The administration argued that the neighborhood’s growing population and creeping gentrification will lead to displacement if the plan does not go through. Today, it promised that the rezoning will reserve half of all new units for current residents and that the 1,200 apartments built in the first several years would all be subsidized and below-market rent.
“We do not want to displace anybody. We want to provide affordable housing that can keep people in their neighborhoods,” Vicki Been, the commissioner of the Department of Housing Preservation and Development, testified. “The zoning proposal before you today is not a trigger for displacement. It is a preventative measure.”
The protesters in the audience, many of them from the liberal groups New York Communities for Change and Real Affordability for All, seemed unimpressed—and chanted “this plan is not for us” as Ms. Been concluded her testimony.
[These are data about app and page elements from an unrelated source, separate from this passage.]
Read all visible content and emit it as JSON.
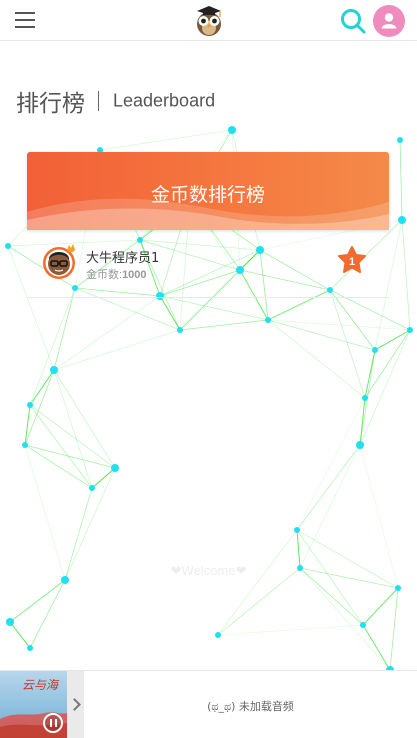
{
  "header": {
    "menu_icon": "hamburger-menu-icon",
    "logo_icon": "owl-graduate-logo-icon",
    "search_icon": "search-icon",
    "user_icon": "user-icon",
    "accent_search": "#1fd3d6",
    "accent_user": "#f08bbd"
  },
  "page": {
    "title_cn": "排行榜",
    "title_en": "Leaderboard"
  },
  "leaderboard": {
    "banner_title": "金币数排行榜",
    "banner_color": "#f26037",
    "entries": [
      {
        "name": "大牛程序员1",
        "coin_label": "金币数:",
        "coin_value": "1000",
        "rank": "1",
        "avatar_icon": "crowned-avatar-icon",
        "badge_icon": "rank-star-icon"
      }
    ]
  },
  "background": {
    "welcome_text": "❤Welcome❤",
    "line_color": "#33dd33",
    "node_color": "#1fe0f0"
  },
  "player": {
    "album_text": "云与海",
    "status_text": "(ಥ_ಥ) 未加载音频",
    "pause_icon": "pause-icon",
    "expand_icon": "chevron-right-icon"
  }
}
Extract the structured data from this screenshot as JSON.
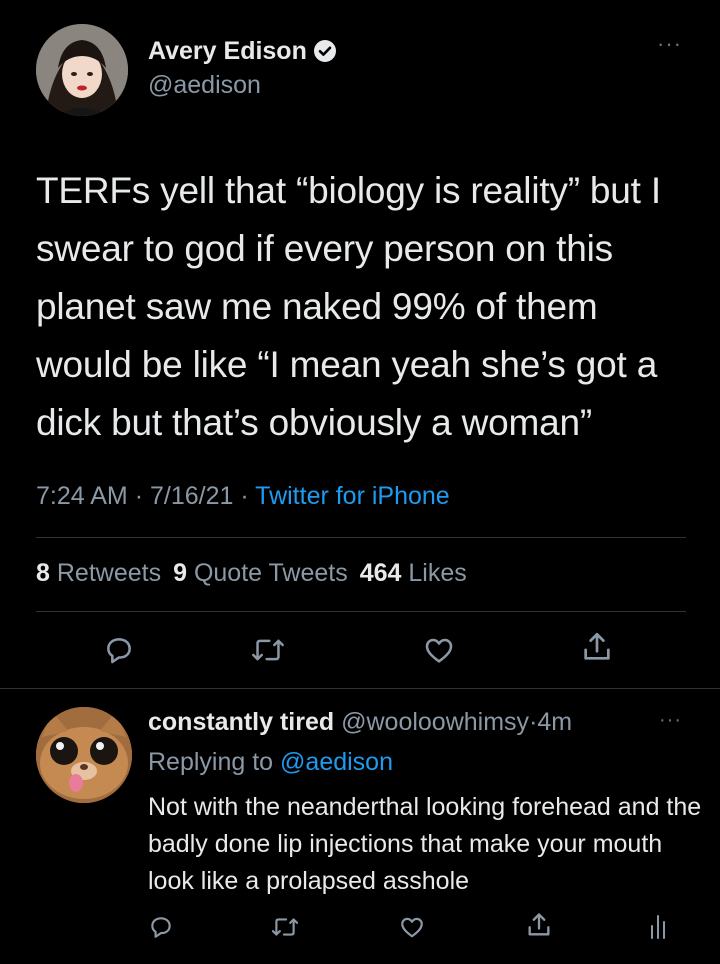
{
  "tweet": {
    "author": {
      "display_name": "Avery Edison",
      "handle": "@aedison",
      "verified": true
    },
    "text": "TERFs yell that “biology is reality” but I swear to god if every person on this planet saw me naked 99% of them would be like “I mean yeah she’s got a dick but that’s obviously a woman”",
    "time": "7:24 AM",
    "date": "7/16/21",
    "separator": "·",
    "source": "Twitter for iPhone",
    "stats": {
      "retweets_count": "8",
      "retweets_label": "Retweets",
      "quotes_count": "9",
      "quotes_label": "Quote Tweets",
      "likes_count": "464",
      "likes_label": "Likes"
    },
    "icons": [
      "reply-icon",
      "retweet-icon",
      "like-icon",
      "share-icon"
    ]
  },
  "reply": {
    "author": {
      "display_name": "constantly tired",
      "handle": "@wooloowhimsy",
      "time": "4m"
    },
    "separator": "·",
    "replying_prefix": "Replying to",
    "replying_to": "@aedison",
    "text": "Not with the neanderthal looking forehead and the badly done lip injections that make your mouth look like a prolapsed asshole",
    "icons": [
      "reply-icon",
      "retweet-icon",
      "like-icon",
      "share-icon",
      "analytics-icon"
    ]
  },
  "colors": {
    "background": "#000000",
    "text_primary": "#e7e9ea",
    "text_secondary": "#8b98a5",
    "accent": "#1d9bf0",
    "divider": "#2f3336"
  }
}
Both groups are linked to neighborhood organizations, as well as construction unions that have long objected to the mayor’s refusal to mandate prevailing wages for those building the new housing in his plan.
Carl Weisbrod, the director of the Department of City Planning, argued that the plan provided for the most and lowest-cost affordable housing the city and the market could support without more assistance from the federal government. In particular, he said the city’s limited number of Section 8 housing vouchers made it difficult to provide for the very poorest.
“We hope to do better, if we had more Section 8 vouchers,” he told Michelle Neugebauer, executive director of the Cypress Hills Local Development Corporation, who had called for greater affordability. “Every community wants Section 8 Vouchers, I certainly understand that, but the city doesn’t manufacture those Section 8 vouchers.”
Deputy Brooklyn Borough President Diana Reyna, appearing on behalf of Brooklyn Borough President Eric Adams, called for minor tweaks to the mayor’s plan. In particular, she insisted on making the new units permanently below-market—instead of letting developers opt out of the city subsidy program in a decade—designating more of the new apartments for the lowest earners, tailoring the upzoning to light and air needs in some areas and providing residents with free representation in housing court.
She also insisted the city invest in local schools, parks and sewer infrastructure to accommodate additional residents.
“As the stewards of this great city, we must demand what will not be beneficial only to the environment, our local and regional economy and our quality of life, but an East New York community plan that will benefit generations to come,” she said.
The mayor appoints seven of the CPC’s 13 members, and the body is likely to ultimately approve the plan. It will then go before the City Council, which customarily complies with the wishes of the local member.
Most area covered in the proposed rezoning belongs to the district of Councilman Rafael Espinal, a supporter of the plan, though some lies in the turf of Councilwoman Inez Barron, an ardent opponent.